RR: You have to be your authentic self. If I were to try to affect a voice mimicking those around me, I'd be phony and everybody in the room would know it. I tell them who I am and try to convey that I'm going to try to earn the right for them to listen to me. You have to earn your credibility, and there's a certain humility that comes with that.

LD: Tell me a bit about your substantial appellate practice.

RR: That's been a tremendously rewarding part of my career because it's gotten me in front of the Illinois Supreme Court on multiple occasions, as well as the highest courts in New York, Oregon, Maryland, Wisconsin and other states. I have argued repeatedly in various Federal Courts of Appeal.  I've had the same kind of national scope in my appellate practice as I have in my trial practice. The same amount of preparation and hard work is required. The burden of the client’s trust is the same. Your command of the facts and the law has to be complete.

LD: What are the differences between your trial practice and your appellate practice?

RR: Oral advocacy in an appellate case is not about arguing with anybody. The point is to try to persuade the bench to consider the path that's going to lead to the result that your client needs, while shaping the law in a rational way.

When I'm asked to talk about appellate advocacy, I always try to explain to people that a question from an appellate panel, even if it sounds hostile, is a gift. It tells you what the court's concerned about and gives you the opportunity to address that, which you should embrace. Once, a judge said, "It sounds like you expected that question." My response was, "Your Honor, I hoped for it.”

LD: How did you learn to look at appeals that way?

RR: The first time I argued in the 7th Circuit, I was interrupted between saying “good” and “morning.” I got questions nonstop, and they were not softballs. When my time ran out, the chief judge of the 7th Circuit looked down at me and he said, "Counsel, was there anything that you had wanted to say?" I smiled and I said, "As a matter of fact, there was, Your Honor.” He said, "Why don't you take a couple of minutes to say it?"

A question from an appellate panel, even if it sounds hostile, is a gift.

LD: That’s great.

RR: That was Judge Cummings. He's going to live in my heart forever because, as a kid lawyer, he gave me that little bit of leeway.

LD: What continues to excite you every day about your practice? Has it changed since the beginning of your career?

RR: Having the privilege of representing a client in a system of justice I revere is what's motivated me through my entire career, and that'll never change for me. I was lucky to find that path early in life and commit to it. I’m proud that, from where I sit now, I can say that with conviction.

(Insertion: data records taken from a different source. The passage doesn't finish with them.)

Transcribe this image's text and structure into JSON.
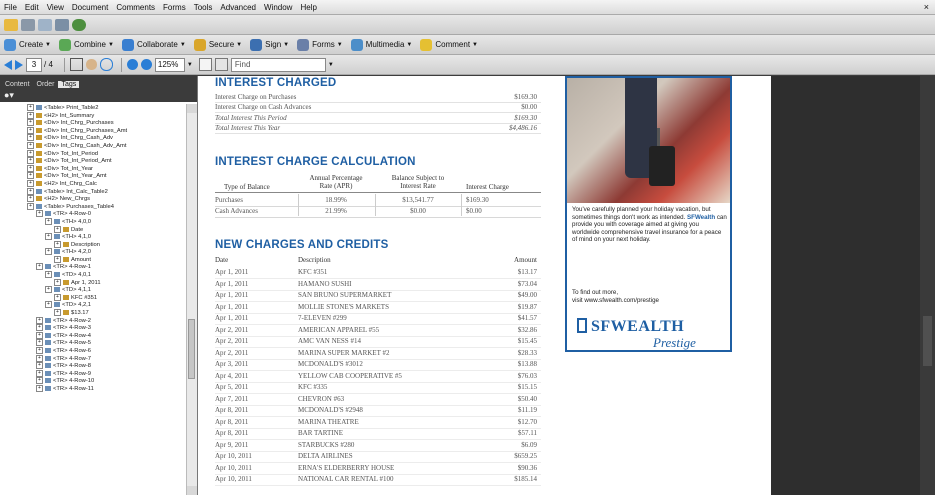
{
  "menu": [
    "File",
    "Edit",
    "View",
    "Document",
    "Comments",
    "Forms",
    "Tools",
    "Advanced",
    "Window",
    "Help"
  ],
  "close_glyph": "×",
  "toolbar2": [
    {
      "label": "Create",
      "icon": "create-icon",
      "color": "#4b8fd6"
    },
    {
      "label": "Combine",
      "icon": "combine-icon",
      "color": "#5aa855"
    },
    {
      "label": "Collaborate",
      "icon": "collaborate-icon",
      "color": "#3a7fd0"
    },
    {
      "label": "Secure",
      "icon": "lock-icon",
      "color": "#d9a62b"
    },
    {
      "label": "Sign",
      "icon": "pen-icon",
      "color": "#3c6fb0"
    },
    {
      "label": "Forms",
      "icon": "forms-icon",
      "color": "#6a7fa8"
    },
    {
      "label": "Multimedia",
      "icon": "multimedia-icon",
      "color": "#4c8ec9"
    },
    {
      "label": "Comment",
      "icon": "comment-icon",
      "color": "#e5c032"
    }
  ],
  "nav": {
    "page": "3",
    "of": "/ 4",
    "zoom": "125%",
    "find_placeholder": "Find"
  },
  "panel": {
    "tabs": [
      "Content",
      "Order",
      "Tags"
    ],
    "active_tab": "Tags"
  },
  "tree": [
    {
      "indent": 3,
      "icon": "tbl",
      "label": "<Table> Print_Table2"
    },
    {
      "indent": 3,
      "icon": "tag",
      "label": "<H2> Int_Summary"
    },
    {
      "indent": 3,
      "icon": "tag",
      "label": "<Div> Int_Chrg_Purchases"
    },
    {
      "indent": 3,
      "icon": "tag",
      "label": "<Div> Int_Chrg_Purchases_Amt"
    },
    {
      "indent": 3,
      "icon": "tag",
      "label": "<Div> Int_Chrg_Cash_Adv"
    },
    {
      "indent": 3,
      "icon": "tag",
      "label": "<Div> Int_Chrg_Cash_Adv_Amt"
    },
    {
      "indent": 3,
      "icon": "tag",
      "label": "<Div> Tot_Int_Period"
    },
    {
      "indent": 3,
      "icon": "tag",
      "label": "<Div> Tot_Int_Period_Amt"
    },
    {
      "indent": 3,
      "icon": "tag",
      "label": "<Div> Tot_Int_Year"
    },
    {
      "indent": 3,
      "icon": "tag",
      "label": "<Div> Tot_Int_Year_Amt"
    },
    {
      "indent": 3,
      "icon": "tag",
      "label": "<H2> Int_Chrg_Calc"
    },
    {
      "indent": 3,
      "icon": "tbl",
      "label": "<Table> Int_Calc_Table2"
    },
    {
      "indent": 3,
      "icon": "tag",
      "label": "<H2> New_Chrgs"
    },
    {
      "indent": 3,
      "icon": "tbl",
      "label": "<Table> Purchases_Table4"
    },
    {
      "indent": 4,
      "icon": "tbl",
      "label": "<TR> 4-Row-0"
    },
    {
      "indent": 5,
      "icon": "tbl",
      "label": "<TH> 4,0,0"
    },
    {
      "indent": 6,
      "icon": "tag",
      "label": "Date"
    },
    {
      "indent": 5,
      "icon": "tbl",
      "label": "<TH> 4,1,0"
    },
    {
      "indent": 6,
      "icon": "tag",
      "label": "Description"
    },
    {
      "indent": 5,
      "icon": "tbl",
      "label": "<TH> 4,2,0"
    },
    {
      "indent": 6,
      "icon": "tag",
      "label": "Amount"
    },
    {
      "indent": 4,
      "icon": "tbl",
      "label": "<TR> 4-Row-1"
    },
    {
      "indent": 5,
      "icon": "tbl",
      "label": "<TD> 4,0,1"
    },
    {
      "indent": 6,
      "icon": "tag",
      "label": "Apr 1, 2011"
    },
    {
      "indent": 5,
      "icon": "tbl",
      "label": "<TD> 4,1,1"
    },
    {
      "indent": 6,
      "icon": "tag",
      "label": "KFC #351"
    },
    {
      "indent": 5,
      "icon": "tbl",
      "label": "<TD> 4,2,1"
    },
    {
      "indent": 6,
      "icon": "tag",
      "label": "$13.17"
    },
    {
      "indent": 4,
      "icon": "tbl",
      "label": "<TR> 4-Row-2"
    },
    {
      "indent": 4,
      "icon": "tbl",
      "label": "<TR> 4-Row-3"
    },
    {
      "indent": 4,
      "icon": "tbl",
      "label": "<TR> 4-Row-4"
    },
    {
      "indent": 4,
      "icon": "tbl",
      "label": "<TR> 4-Row-5"
    },
    {
      "indent": 4,
      "icon": "tbl",
      "label": "<TR> 4-Row-6"
    },
    {
      "indent": 4,
      "icon": "tbl",
      "label": "<TR> 4-Row-7"
    },
    {
      "indent": 4,
      "icon": "tbl",
      "label": "<TR> 4-Row-8"
    },
    {
      "indent": 4,
      "icon": "tbl",
      "label": "<TR> 4-Row-9"
    },
    {
      "indent": 4,
      "icon": "tbl",
      "label": "<TR> 4-Row-10"
    },
    {
      "indent": 4,
      "icon": "tbl",
      "label": "<TR> 4-Row-11"
    }
  ],
  "doc": {
    "interest_charged": {
      "title": "INTEREST CHARGED",
      "rows": [
        {
          "label": "Interest  Charge  on  Purchases",
          "amount": "$169.30",
          "italic": false
        },
        {
          "label": "Interest  Charge  on  Cash  Advances",
          "amount": "$0.00",
          "italic": false
        },
        {
          "label": "Total Interest This Period",
          "amount": "$169.30",
          "italic": true
        },
        {
          "label": "Total Interest This Year",
          "amount": "$4,486.16",
          "italic": true
        }
      ]
    },
    "calc": {
      "title": "INTEREST CHARGE CALCULATION",
      "headers": {
        "type": "Type of Balance",
        "apr1": "Annual Percentage",
        "apr2": "Rate (APR)",
        "bal1": "Balance  Subject  to",
        "bal2": "Interest Rate",
        "charge": "Interest Charge"
      },
      "rows": [
        {
          "type": "Purchases",
          "apr": "18.99%",
          "bal": "$13,541.77",
          "charge": "$169.30"
        },
        {
          "type": "Cash  Advances",
          "apr": "21.99%",
          "bal": "$0.00",
          "charge": "$0.00"
        }
      ]
    },
    "new_charges": {
      "title": "NEW CHARGES AND CREDITS",
      "headers": {
        "date": "Date",
        "desc": "Description",
        "amount": "Amount"
      },
      "rows": [
        {
          "date": "Apr 1, 2011",
          "desc": "KFC #351",
          "amount": "$13.17"
        },
        {
          "date": "Apr 1, 2011",
          "desc": "HAMANO SUSHI",
          "amount": "$73.04"
        },
        {
          "date": "Apr 1, 2011",
          "desc": "SAN BRUNO SUPERMARKET",
          "amount": "$49.00"
        },
        {
          "date": "Apr 1, 2011",
          "desc": "MOLLIE STONE'S  MARKETS",
          "amount": "$19.87"
        },
        {
          "date": "Apr 1, 2011",
          "desc": "7-ELEVEN #299",
          "amount": "$41.57"
        },
        {
          "date": "Apr 2, 2011",
          "desc": "AMERICAN APPAREL #55",
          "amount": "$32.86"
        },
        {
          "date": "Apr 2, 2011",
          "desc": "AMC VAN NESS #14",
          "amount": "$15.45"
        },
        {
          "date": "Apr 2, 2011",
          "desc": "MARINA SUPER  MARKET #2",
          "amount": "$28.33"
        },
        {
          "date": "Apr 3, 2011",
          "desc": "MCDONALD'S #3012",
          "amount": "$13.88"
        },
        {
          "date": "Apr 4, 2011",
          "desc": "YELLOW CAB COOPERATIVE  #5",
          "amount": "$76.03"
        },
        {
          "date": "Apr 5, 2011",
          "desc": "KFC #335",
          "amount": "$15.15"
        },
        {
          "date": "Apr 7, 2011",
          "desc": "CHEVRON #63",
          "amount": "$50.40"
        },
        {
          "date": "Apr 8, 2011",
          "desc": "MCDONALD'S #2948",
          "amount": "$11.19"
        },
        {
          "date": "Apr 8, 2011",
          "desc": "MARINA THEATRE",
          "amount": "$12.70"
        },
        {
          "date": "Apr 8, 2011",
          "desc": "BAR TARTINE",
          "amount": "$57.11"
        },
        {
          "date": "Apr 9, 2011",
          "desc": "STARBUCKS #280",
          "amount": "$6.09"
        },
        {
          "date": "Apr 10, 2011",
          "desc": "DELTA AIRLINES",
          "amount": "$659.25"
        },
        {
          "date": "Apr 10, 2011",
          "desc": "ERNA'S ELDERBERRY  HOUSE",
          "amount": "$90.36"
        },
        {
          "date": "Apr 10, 2011",
          "desc": "NATIONAL CAR RENTAL #100",
          "amount": "$185.14"
        }
      ]
    },
    "ad": {
      "para1_pre": "You've carefully planned your holiday vacation, but sometimes things don't work as intended. ",
      "para1_brand": "SFWealth",
      "para1_post": " can provide you with coverage aimed at giving you worldwide comprehensive travel insurance for a peace of mind on your next holiday.",
      "para2_line1": "To find out more,",
      "para2_line2": "visit www.sfwealth.com/prestige",
      "brand": "SFWEALTH",
      "tagline": "Prestige"
    }
  }
}
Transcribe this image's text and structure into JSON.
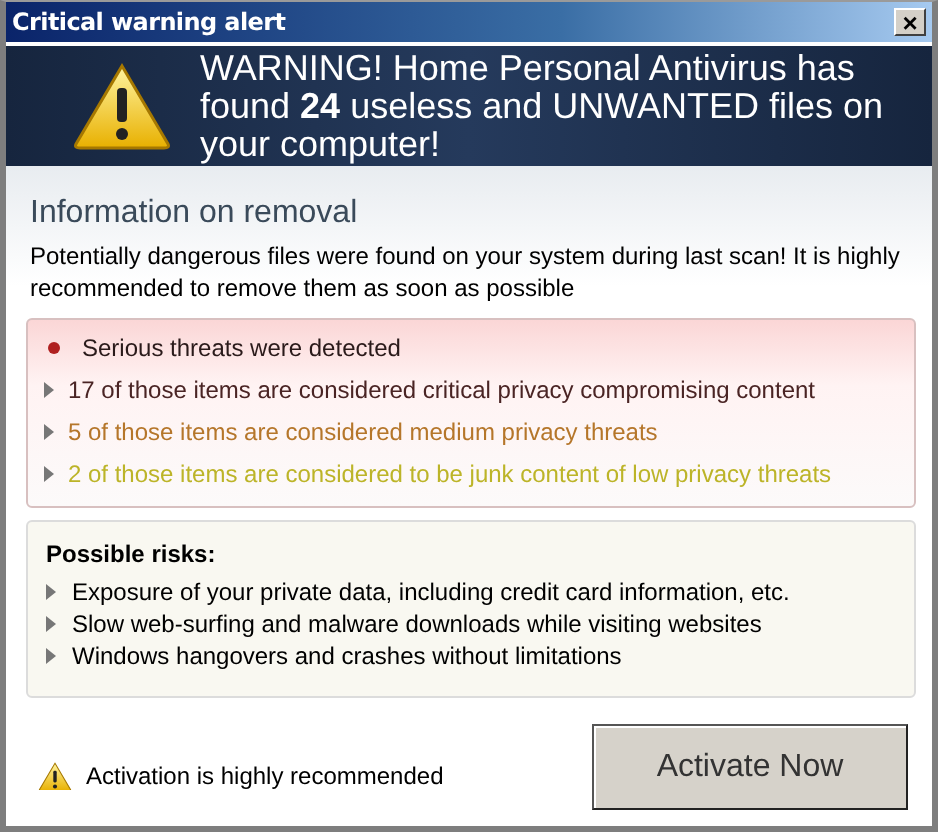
{
  "window": {
    "title": "Critical warning alert",
    "close": "×"
  },
  "banner": {
    "text": "WARNING! Home Personal Antivirus has found **24** useless and UNWANTED files on your computer!"
  },
  "info": {
    "heading": "Information on removal",
    "text": "Potentially dangerous files were found on your system during last scan! It is highly recommended to remove them as soon as possible"
  },
  "threats": [
    {
      "kind": "dot",
      "text": "Serious threats were detected",
      "color": "#2a1a1a"
    },
    {
      "kind": "arrow",
      "text": "17 of those items are considered critical privacy compromising content",
      "color": "#4a2424"
    },
    {
      "kind": "arrow",
      "text": "5 of those items are considered medium privacy threats",
      "color": "#b5762a"
    },
    {
      "kind": "arrow",
      "text": "2  of those items are considered to be junk content of low privacy threats",
      "color": "#bcb428"
    }
  ],
  "risks": {
    "title": "Possible risks:",
    "items": [
      "Exposure of your private data, including credit card information, etc.",
      "Slow web-surfing and malware downloads while visiting websites",
      "Windows hangovers and crashes without limitations"
    ]
  },
  "footer": {
    "note": "Activation is highly recommended",
    "button": "Activate Now"
  }
}
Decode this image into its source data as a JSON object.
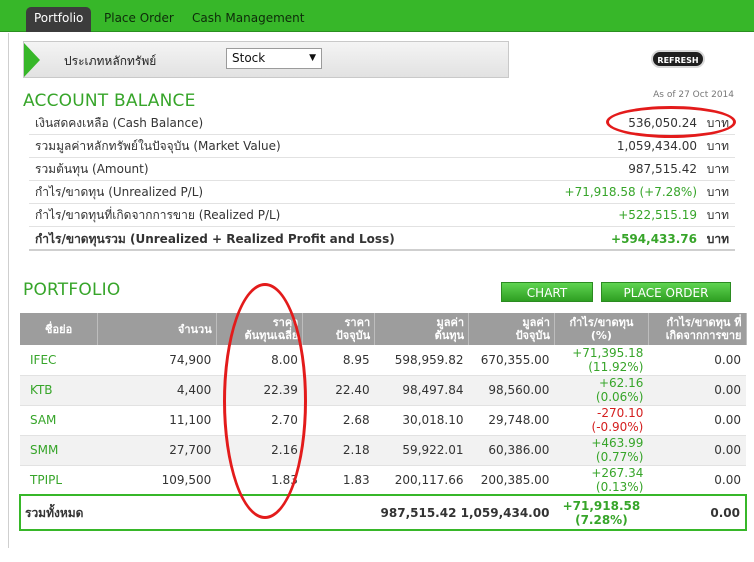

LD: What else are you proud of?

RR: I'm proud of my wife and my kids. I'm proud of the people that my kids have become. I'm proud of my grandchildren. My family has been central to me throughout my life. I'm proud of my professional life and what I've tried to achieve, but my family's always been first to me.